She added that although she felt the space was more a gay men’s bar than a space for lesbians, she appreciated its positive contribution to the queer community — even more so as she prepares to leave the country.

Many straight people, she says, are leaving due to the economic situation, but for queer people like her, “we know we are never going to be accepted by our families here so coming back isn’t really an option.”

In addition to being a safe space for many queer Lebanese, Bardo served as a home away from home for LGBTQ foreigners in Lebanon.

A 39-year-old European diplomat who moved to Beirut from Kenya and then worked in Lebanon for three years told L’Orient Today that he had come across Bardo on Google before coming to Lebanon, in search of a gay scene. The day after he landed in Lebanon, the diplomat said, he went to work and then at night went to check out the scene.

“I wanted to check if it is okay for me to be gay in this country, and I did feel safe there, and I did feel free, like so many of my friends who would go there,” he said.

But over the past two years, amid the deteriorating situation in the country, he said, “lots of things have changed.”

“Following the crisis, a lot of us had to emigrate due to the deteriorating conditions in the country, which has also caused a number of places we used to go to ... to close, which is really bad for us as a community, because since for the majority of us home is not a safe place ... we need a public space where we can feel safe,” he added.

‘We gave up on structural reforms’

The closure of already few-and-far-between queer-friendly spaces has put added strain on advocates working for queer rights in Lebanon.

Zeidan of Helem told L’Orient Today that since the uprising in 2019, his organization has mostly given up on advocating for structural and legal reforms, instead adapting to the present context by helping to provide individuals with temporary homes and medication, as well as mental support.

“We gave up on these politicians, and even if they were not as useless as they are, how can we ask anything from politicians whom we protested against in 2019, which to us means they lost their legitimacy?” Zeidan told L’Orient Today.

Zeidan also said that he is hoping that the parliamentary elections next year would bring a new line of politicians who would advocate for queer rights.

“On this level, we do work.

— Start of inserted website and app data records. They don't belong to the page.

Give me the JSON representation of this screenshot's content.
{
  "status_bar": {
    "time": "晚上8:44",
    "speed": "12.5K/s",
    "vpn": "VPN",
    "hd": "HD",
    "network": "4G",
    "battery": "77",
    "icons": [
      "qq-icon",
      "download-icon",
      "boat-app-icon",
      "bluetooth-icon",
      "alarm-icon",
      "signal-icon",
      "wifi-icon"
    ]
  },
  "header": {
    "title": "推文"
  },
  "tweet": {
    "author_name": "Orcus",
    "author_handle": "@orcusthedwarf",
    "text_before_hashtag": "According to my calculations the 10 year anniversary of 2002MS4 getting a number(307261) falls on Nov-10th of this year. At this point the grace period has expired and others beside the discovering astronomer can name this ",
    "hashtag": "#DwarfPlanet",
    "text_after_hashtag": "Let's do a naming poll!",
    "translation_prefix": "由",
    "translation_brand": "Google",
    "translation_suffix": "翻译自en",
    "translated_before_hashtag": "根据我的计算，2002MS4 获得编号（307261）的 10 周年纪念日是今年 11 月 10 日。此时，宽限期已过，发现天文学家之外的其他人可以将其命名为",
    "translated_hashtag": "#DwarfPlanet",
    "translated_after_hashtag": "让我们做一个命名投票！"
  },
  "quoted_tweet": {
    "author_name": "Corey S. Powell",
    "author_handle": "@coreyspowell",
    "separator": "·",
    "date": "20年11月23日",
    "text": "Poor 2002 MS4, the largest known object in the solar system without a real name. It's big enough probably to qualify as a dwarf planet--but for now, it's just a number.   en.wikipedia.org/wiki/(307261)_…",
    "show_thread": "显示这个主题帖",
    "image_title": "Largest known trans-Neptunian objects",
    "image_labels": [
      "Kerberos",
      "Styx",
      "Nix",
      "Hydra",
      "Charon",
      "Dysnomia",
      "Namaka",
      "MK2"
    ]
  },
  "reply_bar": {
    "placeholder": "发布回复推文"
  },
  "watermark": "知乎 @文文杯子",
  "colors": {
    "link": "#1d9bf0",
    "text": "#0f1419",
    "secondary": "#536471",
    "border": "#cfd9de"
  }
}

We pressure parties running for elections and ask them what their stance is on queer rights, and I don’t want to name any but we are experiencing a positive shift in that sense as some new political actors in Lebanon have explicitly spoken for such rights,” he added.

A 28-year-old queer Beirut resident who asked to remain anonymous said that though the economic crisis has taken its toll on the LGBTQ, he believes that the community’s visibility during the Oct. 17 uprising, in 2019 will help pave the way toward greater acceptance.

“Their chants, graffiti and banners — that is a big deal,” he said.

“Judges are increasingly waking up to the absurdity of Article 534” — the article outlawing “any sexual intercourse contrary to nature” — he said. A district court in 2018 issued a ruling that consensual same-sex relations are not unlawful under this article.

“Change is happening slowly but surely — in the courtrooms, on the streets, on the dancefloors. Change is happening, but the journey is still a long one,” he added. 


BEIRUT — “The last night of Bardo was an emotional rollercoaster,” said Lary BS, a 35-year-old queer comedian and clothing stylist. “Everyone I knew was there, and we were all happily dancing and then weeping and hugging, but then dancing and crying again. I have never felt that amount of love at the same time in my life.”Until recently, Lary had the habit of visiting the recently...